Amongst all alternate power sources, solar power is ‘probably’ regarded as the most recognized of all sources of alternate energy, but since it isn’t the only source of renewable power, this research examines wind power as an alternate energy source.
Wind energy is a much ‘greener’ or ‘cleaner’ type of generated power supply which emits no water or air pollution compared to fossil fuel energy and proves to carry fewer maintenance costs after a wind turbine has been erected compared to traditional energy sources.
At first glance, a wind turbine resembles a giant mechanical fan, but indeed this piece of mechanical innovation has been around for many years and hopefully will be around for many more as it is used to produce an environmentally friendly form of green energy known as wind power. The process of extracting this kind of energy from the wind occurs when the wind turbines convert the kinetic energy from the wind into mechanical energy (which occurs when the blades of the wind turbine spin and turn the generator) which is then converted into electricity. Composed of a blade and an enclosed structure called a nacelle which contains a drive train, wind turbines are often observed in multiples covering several square kilometres known as wind farms, these turbines are mounted on bases between 80-100 meters high with offshore turbines being higher. (Right, Anton) Ideally the most sensible place for a wind turbine is as the name suggests, somewhere that is constantly windy, but also free from turbulences. Reviewed literature expressed that the blades of the wind turbines start spinning when the wind speed picks up between 7.5-9.5 miles per hour up until its strongest point between 50-55 miles per hour.
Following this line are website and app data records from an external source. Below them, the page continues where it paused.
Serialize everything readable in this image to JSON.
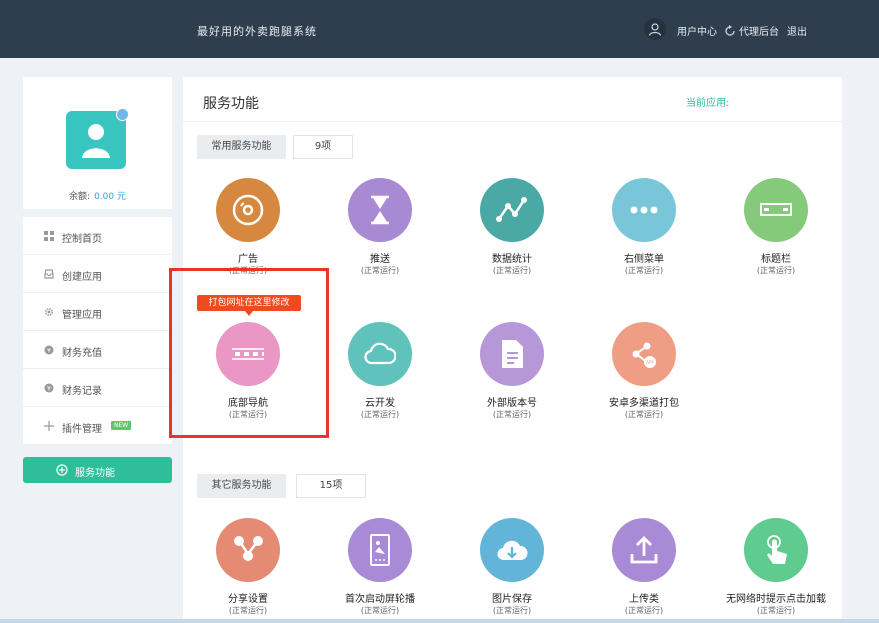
{
  "topbar": {
    "brand": "最好用的外卖跑腿系统",
    "user_center": "用户中心",
    "agent_backend": "代理后台",
    "logout": "退出"
  },
  "sidebar": {
    "balance_label": "余额:",
    "balance_value": "0.00 元",
    "items": [
      {
        "label": "控制首页",
        "icon": "grid-icon"
      },
      {
        "label": "创建应用",
        "icon": "inbox-icon"
      },
      {
        "label": "管理应用",
        "icon": "gear-icon"
      },
      {
        "label": "财务充值",
        "icon": "coin-icon"
      },
      {
        "label": "财务记录",
        "icon": "yen-icon"
      },
      {
        "label": "插件管理",
        "icon": "plus-icon",
        "badge": "NEW"
      }
    ],
    "service_button": "服务功能"
  },
  "main": {
    "title": "服务功能",
    "current_app_label": "当前应用:",
    "common_section": {
      "label": "常用服务功能",
      "count": "9项",
      "tiles": [
        {
          "name": "广告",
          "status": "(正常运行)",
          "icon": "disc-icon",
          "color": "#d5883e"
        },
        {
          "name": "推送",
          "status": "(正常运行)",
          "icon": "hourglass-icon",
          "color": "#a88ad3"
        },
        {
          "name": "数据统计",
          "status": "(正常运行)",
          "icon": "chart-line-icon",
          "color": "#4aa9a5"
        },
        {
          "name": "右侧菜单",
          "status": "(正常运行)",
          "icon": "dots-icon",
          "color": "#79c6d8"
        },
        {
          "name": "标题栏",
          "status": "(正常运行)",
          "icon": "titlebar-icon",
          "color": "#85c97a"
        },
        {
          "name": "底部导航",
          "status": "(正常运行)",
          "icon": "navbar-icon",
          "color": "#ea97c5"
        },
        {
          "name": "云开发",
          "status": "(正常运行)",
          "icon": "cloud-icon",
          "color": "#5fc2bb"
        },
        {
          "name": "外部版本号",
          "status": "(正常运行)",
          "icon": "document-icon",
          "color": "#b697d8"
        },
        {
          "name": "安卓多渠道打包",
          "status": "(正常运行)",
          "icon": "share-apk-icon",
          "color": "#ef9e85"
        }
      ]
    },
    "tooltip": "打包网址在这里修改",
    "other_section": {
      "label": "其它服务功能",
      "count": "15项",
      "tiles": [
        {
          "name": "分享设置",
          "status": "(正常运行)",
          "icon": "share-icon",
          "color": "#e58a73"
        },
        {
          "name": "首次启动屏轮播",
          "status": "(正常运行)",
          "icon": "phone-image-icon",
          "color": "#a98ad6"
        },
        {
          "name": "图片保存",
          "status": "(正常运行)",
          "icon": "cloud-download-icon",
          "color": "#62b5d7"
        },
        {
          "name": "上传类",
          "status": "(正常运行)",
          "icon": "upload-icon",
          "color": "#a98ad6"
        },
        {
          "name": "无网络时提示点击加载",
          "status": "(正常运行)",
          "icon": "tap-icon",
          "color": "#5fcb8e"
        }
      ]
    }
  },
  "colors": {
    "topbar_bg": "#2f3e4e",
    "accent": "#2fbe9a",
    "highlight": "#e8342a",
    "tooltip_bg": "#f04a1f"
  }
}
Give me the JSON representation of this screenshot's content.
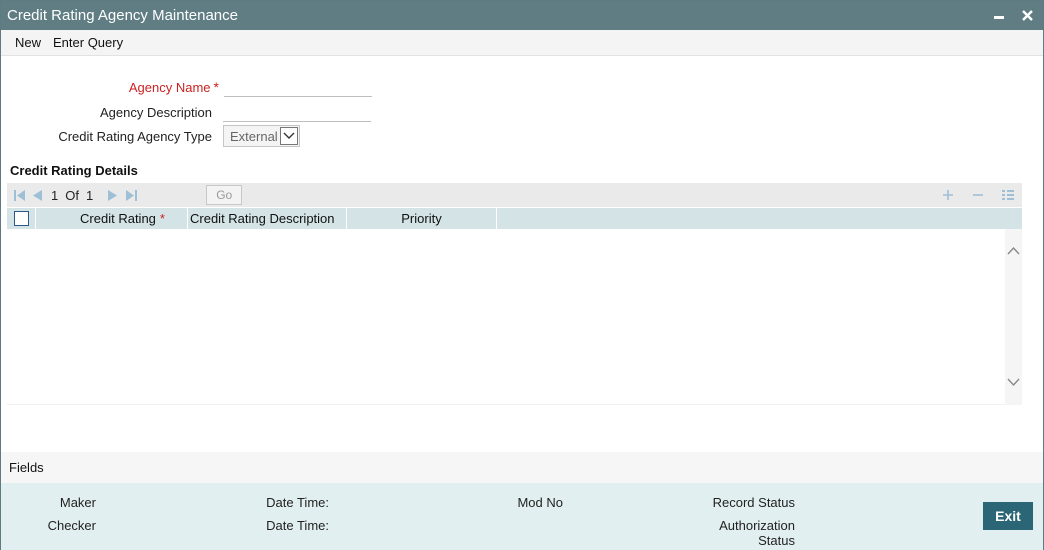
{
  "window": {
    "title": "Credit Rating Agency Maintenance"
  },
  "menu": {
    "new_label": "New",
    "enter_query_label": "Enter Query"
  },
  "form": {
    "agency_name_label": "Agency Name",
    "agency_name_value": "",
    "agency_description_label": "Agency Description",
    "agency_description_value": "",
    "agency_type_label": "Credit Rating Agency Type",
    "agency_type_selected": "External"
  },
  "details": {
    "section_title": "Credit Rating Details",
    "pager": {
      "current": "1",
      "of_label": "Of",
      "total": "1",
      "go_label": "Go"
    },
    "columns": [
      "Credit Rating",
      "Credit Rating Description",
      "Priority"
    ]
  },
  "fields_label": "Fields",
  "footer": {
    "maker_label": "Maker",
    "checker_label": "Checker",
    "date_time_label_1": "Date Time:",
    "date_time_label_2": "Date Time:",
    "mod_no_label": "Mod No",
    "record_status_label": "Record Status",
    "authorization_label_line1": "Authorization",
    "authorization_label_line2": "Status",
    "exit_label": "Exit"
  },
  "colors": {
    "titlebar": "#5f7d83",
    "required": "#cc2222",
    "grid_header": "#d3e3e6",
    "footer_bg": "#e2eff1",
    "exit_button": "#2b6676",
    "nav_icon": "#9fbfd6"
  }
}
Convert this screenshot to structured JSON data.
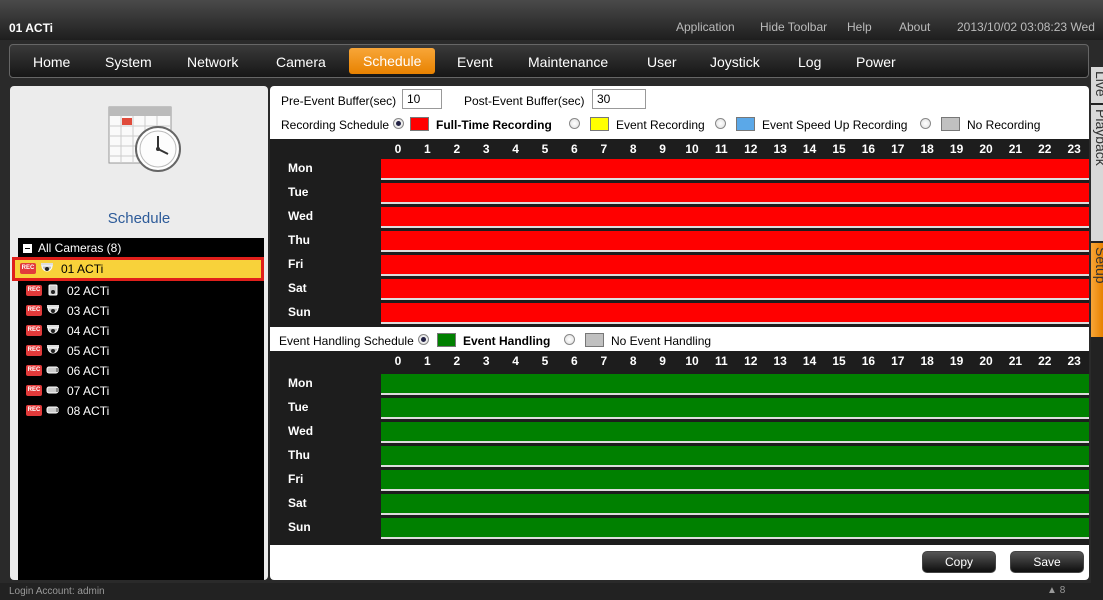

Wind turbines are optimized for performance as they are controlled by a computer motor which ensures they are always facing the wind. Typically, wind turbines are of two particular make